She also adds “There are two sides to every coin – be sure to understand both. For example, I worked for years developing the platform to illustrate the positive impact that mobile communication can have on society. We called it Tech for Good and billions of people benefited. But I learned it is also important to work actively to prevent “Tech for Bad. That’s where I am focused today.”
In that respect, the world is seeing more and more cases of surveillance, privacy intrusion, amplified discrimination, and bias, in technology driven solutions. That is what led to the creation of the AI Sustainability Center.
“Digitalization means people need to think differently, both in terms of the exponential benefits like revenue growth or cost savings, but it = also means they have a new exponential risk landscape. All future leaders should have the ability to grasp both.”
Seeking New Possibilities to Innovate
The AI Sustainability Center’s products, such as the AI Sustainability Center’s Ethical Risk Profiler and the AI Sustainability Center Framework, focus on solving real challenges that companies face with technology deployment. The center tries to avoid being theoretical and focuses on practical tools built upon many years of multidisciplinary research.
“All industries are digitalizing. Digital solutions have become the fabric of society, but there are still a lot of unknowns. The AI Sustainability Center navigates in a new way to find solutions that mitigate and reduce risks, thereby benefiting people and society,” says Elaine.
The Changing Role of Leadership in the Digital Age
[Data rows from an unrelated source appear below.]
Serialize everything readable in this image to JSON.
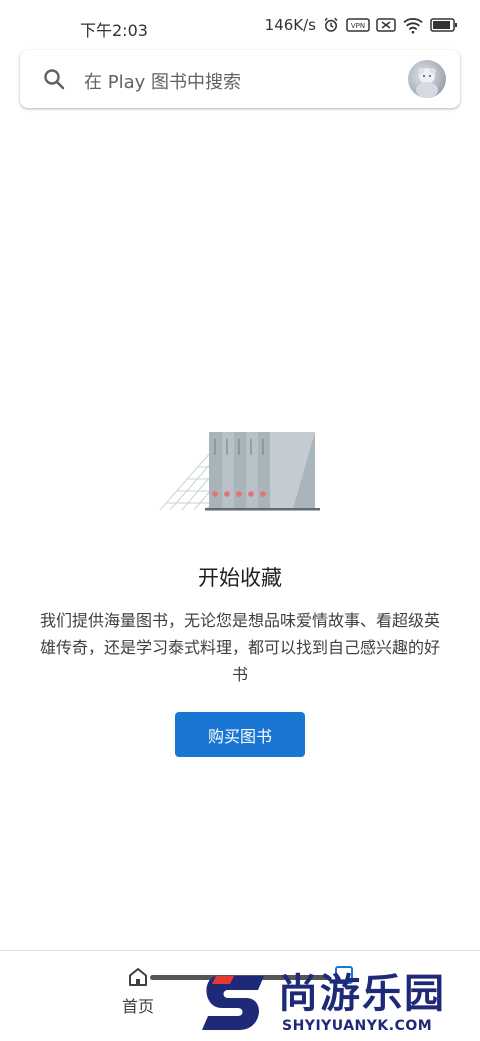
{
  "status_bar": {
    "time": "下午2:03",
    "network_speed": "146K/s",
    "icons": [
      "alarm-icon",
      "vpn-icon",
      "sim-off-icon",
      "wifi-icon",
      "battery-icon"
    ]
  },
  "search": {
    "placeholder": "在 Play 图书中搜索",
    "icon": "search-icon"
  },
  "empty_state": {
    "title": "开始收藏",
    "description": "我们提供海量图书，无论您是想品味爱情故事、看超级英雄传奇，还是学习泰式料理，都可以找到自己感兴趣的好书",
    "button_label": "购买图书"
  },
  "bottom_nav": {
    "home_label": "首页",
    "home_icon": "home-icon",
    "library_icon": "library-icon"
  },
  "watermark": {
    "text": "尚游乐园",
    "sub": "SHYIYUANYK.COM"
  },
  "colors": {
    "accent": "#1976d2",
    "watermark": "#1e2a78",
    "watermark_red": "#e53935"
  }
}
Talking about how AI and ML is impacting today’s leadership, Elaine comments, “We need less managers and more leaders. Work has changed and has become more decentralized so managers need to empower the team. The more digital we become, the more self-reliant we are as leaders, provided we know how to use the tools.” Future leaders need to embrace change, but do that responsibly when it comes to the deployment of technology driven solutions.
‘The Next Sustainability Frontier is Digital’
Every organization is digitalizing – either in order to gain efficiencies and reduce costs through automation or to seize new revenue streams and tailored client relations. Whether it is a big tech company, finance, health, or public sector or NGO, everything is going digital, but there are different degrees of digital maturity. According to Elaine, she wants to see a future where leaders work to create a movement where sustainable AI is the norm, not the exception. Just as leaders need to grapple with climate change and other environmental and social challenges, she definitely predicts that “The next sustainability frontier will be digital, whereby risks like privacy intrusion and amplified discrimination will increasingly come under scrutiny. It’s important to be proactive and get ahead of that,” she says.
An Advice to Build Concrete Skills
As a piece of advice for emerging women leaders, Elaine says, “Women should focus on building concrete business or technical skills – you need to compete with men that have been socialized for example to be better at STEM.”. She also adds “Don’t work for an employer where their values don’t align with yours, that will never be a wining formula”
Elaine is active in Women in Tech and she is also on the Board of International Women’s Forum Sweden. She suggests all budding female leaders should be active in female empowerment communities. “Women leaders should seek mentors and role models early on, have fun and contribute to the industry. And they should support each other!”